→ Instructions for the task: Each record must be printed exactly as given.
===== Data for this task
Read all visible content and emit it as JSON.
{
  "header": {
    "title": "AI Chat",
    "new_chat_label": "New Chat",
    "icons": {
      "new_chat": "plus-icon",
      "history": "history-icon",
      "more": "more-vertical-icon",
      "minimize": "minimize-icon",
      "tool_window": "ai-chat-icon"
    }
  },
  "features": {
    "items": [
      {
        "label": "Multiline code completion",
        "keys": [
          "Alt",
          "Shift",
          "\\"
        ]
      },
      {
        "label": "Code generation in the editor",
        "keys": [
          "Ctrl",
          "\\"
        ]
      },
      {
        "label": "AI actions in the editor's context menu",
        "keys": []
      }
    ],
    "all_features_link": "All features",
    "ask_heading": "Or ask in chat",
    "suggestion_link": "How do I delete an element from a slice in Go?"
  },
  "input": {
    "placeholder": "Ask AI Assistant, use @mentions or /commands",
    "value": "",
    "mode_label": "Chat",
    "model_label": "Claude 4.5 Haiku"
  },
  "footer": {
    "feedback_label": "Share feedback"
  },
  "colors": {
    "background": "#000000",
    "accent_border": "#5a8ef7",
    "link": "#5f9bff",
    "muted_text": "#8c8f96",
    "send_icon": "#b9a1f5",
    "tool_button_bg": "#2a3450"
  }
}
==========
→ Result of this exercise:
Read all visible content and emit it as JSON.
{
  "header": {
    "title": "AI Chat",
    "new_chat_label": "New Chat",
    "icons": {
      "new_chat": "plus-icon",
      "history": "history-icon",
      "more": "more-vertical-icon",
      "minimize": "minimize-icon",
      "tool_window": "ai-chat-icon"
    }
  },
  "features": {
    "items": [
      {
        "label": "Multiline code completion",
        "keys": [
          "Alt",
          "Shift",
          "\\"
        ]
      },
      {
        "label": "Code generation in the editor",
        "keys": [
          "Ctrl",
          "\\"
        ]
      },
      {
        "label": "AI actions in the editor's context menu",
        "keys": []
      }
    ],
    "all_features_link": "All features",
    "ask_heading": "Or ask in chat",
    "suggestion_link": "How do I delete an element from a slice in Go?"
  },
  "input": {
    "placeholder": "Ask AI Assistant, use @mentions or /commands",
    "value": "",
    "mode_label": "Chat",
    "model_label": "Claude 4.5 Haiku"
  },
  "footer": {
    "feedback_label": "Share feedback"
  },
  "colors": {
    "background": "#000000",
    "accent_border": "#5a8ef7",
    "link": "#5f9bff",
    "muted_text": "#8c8f96",
    "send_icon": "#b9a1f5",
    "tool_button_bg": "#2a3450"
  }
}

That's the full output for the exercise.